The Netherlands monarchy is everybody’s food for conversation. Some say it is a necessary, unifying force in a deeply divided society. Others will maintain it is the last stronghold of elitism in an egalitarian society and should be done away with.
As a physician and a writer, Oliver Sacks is concerned above all with the ways in which individuals survive and adapt to different neurological diseases and conditions, and what this experience can tell us about the human brain and mind.
Women occupied a significant position in the natural sciences well into the Enlightenment. Gradually however, they were systematically excluded. Londa Schiebinger will trace some of the contributions women have made in mainstream science within shifting historical and institutional frameworks.
Ons brein geeft steeds meer geheimen prijs. Psychische stoornissen en zelfs gedragsproblemen zijn kennelijk ook op te vatten als chemische processen, die je bovendien kunt beïnvloeden met behulp van slimme geneesmiddelen. Het gebruik van deze middelen is gemeengoed aan het worden.
Emotions shape our mental and social lives. However, moral philosophy paid scant attention to emotions and found it hard to judge them. Are they simply animal energies or impulses with no connection to our thoughts? And are they therefore morally irrelevant?
Symmetries, principle of sufficient reason and ambiguity
Tuesday 22 March 2005 - 10:45 am
Symmetry is a concept which functions in almost any science. In this lecture the focus is on its importance in mathematics and physics. Imagine a square. You can turn it 90° and find the same square again. We say that the square has rotational symmetry.

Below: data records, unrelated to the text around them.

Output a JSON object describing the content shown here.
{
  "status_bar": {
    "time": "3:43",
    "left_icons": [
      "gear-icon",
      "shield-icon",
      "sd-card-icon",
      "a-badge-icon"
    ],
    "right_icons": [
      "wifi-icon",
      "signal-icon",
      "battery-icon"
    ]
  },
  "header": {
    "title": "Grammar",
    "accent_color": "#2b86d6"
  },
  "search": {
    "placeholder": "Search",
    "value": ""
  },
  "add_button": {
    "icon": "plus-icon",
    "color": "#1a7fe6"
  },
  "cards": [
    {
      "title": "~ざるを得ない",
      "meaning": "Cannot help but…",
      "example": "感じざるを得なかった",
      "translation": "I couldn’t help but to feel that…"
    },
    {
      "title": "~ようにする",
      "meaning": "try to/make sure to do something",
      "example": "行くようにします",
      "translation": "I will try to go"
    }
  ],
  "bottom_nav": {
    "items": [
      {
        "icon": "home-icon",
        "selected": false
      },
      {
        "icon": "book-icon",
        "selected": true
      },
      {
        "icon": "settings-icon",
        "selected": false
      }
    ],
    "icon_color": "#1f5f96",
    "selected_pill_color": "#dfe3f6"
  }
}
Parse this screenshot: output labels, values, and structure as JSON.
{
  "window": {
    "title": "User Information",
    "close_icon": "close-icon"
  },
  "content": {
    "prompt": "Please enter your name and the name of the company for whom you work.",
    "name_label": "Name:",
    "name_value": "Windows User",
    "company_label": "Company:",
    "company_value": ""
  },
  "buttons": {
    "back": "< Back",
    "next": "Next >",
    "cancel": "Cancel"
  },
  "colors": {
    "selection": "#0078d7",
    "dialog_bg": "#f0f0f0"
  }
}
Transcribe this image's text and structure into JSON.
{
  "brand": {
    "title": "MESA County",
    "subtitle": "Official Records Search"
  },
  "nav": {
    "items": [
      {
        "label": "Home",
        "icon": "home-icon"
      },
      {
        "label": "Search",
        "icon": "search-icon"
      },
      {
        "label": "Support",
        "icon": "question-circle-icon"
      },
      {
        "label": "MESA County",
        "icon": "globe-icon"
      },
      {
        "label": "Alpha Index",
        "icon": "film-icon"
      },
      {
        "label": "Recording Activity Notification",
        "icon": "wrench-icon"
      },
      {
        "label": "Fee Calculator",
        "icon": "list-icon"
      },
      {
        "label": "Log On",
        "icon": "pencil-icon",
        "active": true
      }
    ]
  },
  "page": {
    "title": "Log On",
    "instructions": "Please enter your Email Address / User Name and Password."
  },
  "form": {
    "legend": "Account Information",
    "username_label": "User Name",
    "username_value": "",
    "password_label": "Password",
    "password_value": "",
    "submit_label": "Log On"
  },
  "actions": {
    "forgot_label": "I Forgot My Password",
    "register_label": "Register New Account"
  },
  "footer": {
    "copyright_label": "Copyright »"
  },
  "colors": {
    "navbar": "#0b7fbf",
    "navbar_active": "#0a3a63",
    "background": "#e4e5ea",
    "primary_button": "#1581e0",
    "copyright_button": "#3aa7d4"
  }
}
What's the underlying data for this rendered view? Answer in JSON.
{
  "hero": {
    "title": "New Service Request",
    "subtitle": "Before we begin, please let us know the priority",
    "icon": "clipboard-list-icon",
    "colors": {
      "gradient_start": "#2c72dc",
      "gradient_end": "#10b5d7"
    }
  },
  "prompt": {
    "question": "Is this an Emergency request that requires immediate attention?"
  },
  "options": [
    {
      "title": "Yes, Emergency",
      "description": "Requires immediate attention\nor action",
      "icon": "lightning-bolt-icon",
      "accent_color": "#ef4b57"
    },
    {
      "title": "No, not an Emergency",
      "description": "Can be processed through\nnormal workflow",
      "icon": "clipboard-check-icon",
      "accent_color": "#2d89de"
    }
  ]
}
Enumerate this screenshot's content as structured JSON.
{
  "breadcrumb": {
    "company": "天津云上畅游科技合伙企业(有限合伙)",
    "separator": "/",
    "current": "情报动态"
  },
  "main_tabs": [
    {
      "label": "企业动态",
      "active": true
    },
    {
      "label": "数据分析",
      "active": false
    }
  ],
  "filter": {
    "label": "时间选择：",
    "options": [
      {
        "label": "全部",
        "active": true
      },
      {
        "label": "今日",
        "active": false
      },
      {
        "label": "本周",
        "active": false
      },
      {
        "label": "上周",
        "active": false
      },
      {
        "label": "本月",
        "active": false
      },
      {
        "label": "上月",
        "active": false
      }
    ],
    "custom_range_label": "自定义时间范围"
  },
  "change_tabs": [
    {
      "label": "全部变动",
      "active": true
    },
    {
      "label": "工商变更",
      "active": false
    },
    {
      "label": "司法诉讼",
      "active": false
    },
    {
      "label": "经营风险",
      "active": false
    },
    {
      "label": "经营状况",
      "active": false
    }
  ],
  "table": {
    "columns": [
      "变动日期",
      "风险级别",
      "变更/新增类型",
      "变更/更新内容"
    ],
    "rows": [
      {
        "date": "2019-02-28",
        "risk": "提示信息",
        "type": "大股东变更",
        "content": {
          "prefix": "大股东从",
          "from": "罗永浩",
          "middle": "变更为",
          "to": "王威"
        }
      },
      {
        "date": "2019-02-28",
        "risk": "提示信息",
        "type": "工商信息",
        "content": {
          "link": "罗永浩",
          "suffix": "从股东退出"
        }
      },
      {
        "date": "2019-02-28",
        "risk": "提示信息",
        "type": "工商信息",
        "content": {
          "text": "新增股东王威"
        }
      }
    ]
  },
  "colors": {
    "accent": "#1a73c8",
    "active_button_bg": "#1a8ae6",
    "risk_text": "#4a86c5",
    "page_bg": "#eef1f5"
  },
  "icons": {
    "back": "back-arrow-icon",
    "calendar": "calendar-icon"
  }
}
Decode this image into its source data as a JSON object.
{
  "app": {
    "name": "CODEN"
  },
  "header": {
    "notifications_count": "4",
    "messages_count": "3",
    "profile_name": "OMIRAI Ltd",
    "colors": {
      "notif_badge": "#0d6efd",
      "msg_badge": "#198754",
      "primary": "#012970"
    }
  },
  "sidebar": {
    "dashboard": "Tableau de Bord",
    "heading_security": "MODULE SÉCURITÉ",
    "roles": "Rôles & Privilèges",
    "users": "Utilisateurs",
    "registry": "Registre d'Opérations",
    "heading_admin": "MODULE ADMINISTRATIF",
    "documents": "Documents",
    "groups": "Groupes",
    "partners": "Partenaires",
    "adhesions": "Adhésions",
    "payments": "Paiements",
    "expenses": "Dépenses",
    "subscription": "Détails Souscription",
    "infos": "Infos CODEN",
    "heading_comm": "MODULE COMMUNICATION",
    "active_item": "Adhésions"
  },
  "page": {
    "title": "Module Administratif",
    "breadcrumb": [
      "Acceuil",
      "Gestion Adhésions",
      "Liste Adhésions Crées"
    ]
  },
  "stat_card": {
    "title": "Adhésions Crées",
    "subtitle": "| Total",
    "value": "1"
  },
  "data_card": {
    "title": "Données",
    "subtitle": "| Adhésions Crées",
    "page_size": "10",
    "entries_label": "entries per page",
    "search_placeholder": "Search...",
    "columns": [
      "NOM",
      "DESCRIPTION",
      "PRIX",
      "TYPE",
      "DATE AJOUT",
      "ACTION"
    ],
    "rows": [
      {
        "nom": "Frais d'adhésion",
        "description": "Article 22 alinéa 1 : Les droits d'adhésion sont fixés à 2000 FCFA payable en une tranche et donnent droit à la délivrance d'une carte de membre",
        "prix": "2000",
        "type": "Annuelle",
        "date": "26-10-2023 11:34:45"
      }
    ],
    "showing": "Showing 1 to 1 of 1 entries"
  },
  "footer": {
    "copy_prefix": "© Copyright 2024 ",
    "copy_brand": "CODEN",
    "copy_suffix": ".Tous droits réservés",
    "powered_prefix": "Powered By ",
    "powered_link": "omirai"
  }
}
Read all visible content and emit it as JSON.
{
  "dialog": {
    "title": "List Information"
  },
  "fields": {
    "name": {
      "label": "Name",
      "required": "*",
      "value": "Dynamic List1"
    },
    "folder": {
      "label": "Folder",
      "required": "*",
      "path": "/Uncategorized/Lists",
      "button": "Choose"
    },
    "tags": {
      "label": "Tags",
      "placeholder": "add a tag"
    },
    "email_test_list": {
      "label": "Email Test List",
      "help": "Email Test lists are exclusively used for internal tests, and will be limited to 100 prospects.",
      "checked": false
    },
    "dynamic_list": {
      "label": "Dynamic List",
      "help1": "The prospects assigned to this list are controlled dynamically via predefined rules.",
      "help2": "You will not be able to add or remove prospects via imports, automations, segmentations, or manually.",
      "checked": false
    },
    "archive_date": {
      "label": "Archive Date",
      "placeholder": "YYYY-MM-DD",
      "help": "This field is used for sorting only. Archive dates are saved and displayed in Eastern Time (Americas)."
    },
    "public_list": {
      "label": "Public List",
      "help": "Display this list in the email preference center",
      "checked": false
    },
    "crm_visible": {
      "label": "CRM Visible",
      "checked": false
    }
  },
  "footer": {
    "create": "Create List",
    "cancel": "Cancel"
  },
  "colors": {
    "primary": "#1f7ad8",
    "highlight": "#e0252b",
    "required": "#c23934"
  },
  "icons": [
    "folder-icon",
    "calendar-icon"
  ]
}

On the issue of immigration and integration, a cold wind is blowing in Europe. A lot of opinion leaders and politicians seem to consider immigration synonymous to problems, except when immigrants thoroughly assimilate and reach a state of complete invisibility.